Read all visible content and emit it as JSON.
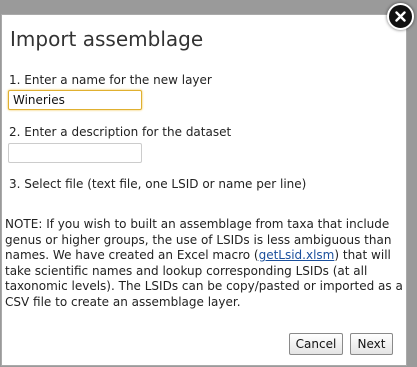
{
  "dialog": {
    "title": "Import assemblage",
    "step1_label": "1. Enter a name for the new layer",
    "layer_name_value": "Wineries",
    "step2_label": "2. Enter a description for the dataset",
    "description_value": "",
    "step3_label": "3. Select file (text file, one LSID or name per line)",
    "note_before_link": "NOTE: If you wish to built an assemblage from taxa that include genus or higher groups, the use of LSIDs is less ambiguous than names. We have created an Excel macro (",
    "note_link": "getLsid.xlsm",
    "note_after_link": ") that will take scientific names and lookup corresponding LSIDs (at all taxonomic levels). The LSIDs can be copy/pasted or imported as a CSV file to create an assemblage layer.",
    "cancel_label": "Cancel",
    "next_label": "Next",
    "close_icon": "close-icon"
  },
  "colors": {
    "link": "#1a4f9c",
    "focus_border": "#e0b030",
    "close_bg": "#111111"
  }
}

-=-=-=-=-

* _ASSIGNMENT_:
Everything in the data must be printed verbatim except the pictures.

* _REPLY TO THE EXERCISE_:
Read all visible content and emit it as JSON.
{
  "dialog": {
    "title": "Import assemblage",
    "step1_label": "1. Enter a name for the new layer",
    "layer_name_value": "Wineries",
    "step2_label": "2. Enter a description for the dataset",
    "description_value": "",
    "step3_label": "3. Select file (text file, one LSID or name per line)",
    "note_before_link": "NOTE: If you wish to built an assemblage from taxa that include genus or higher groups, the use of LSIDs is less ambiguous than names. We have created an Excel macro (",
    "note_link": "getLsid.xlsm",
    "note_after_link": ") that will take scientific names and lookup corresponding LSIDs (at all taxonomic levels). The LSIDs can be copy/pasted or imported as a CSV file to create an assemblage layer.",
    "cancel_label": "Cancel",
    "next_label": "Next",
    "close_icon": "close-icon"
  },
  "colors": {
    "link": "#1a4f9c",
    "focus_border": "#e0b030",
    "close_bg": "#111111"
  }
}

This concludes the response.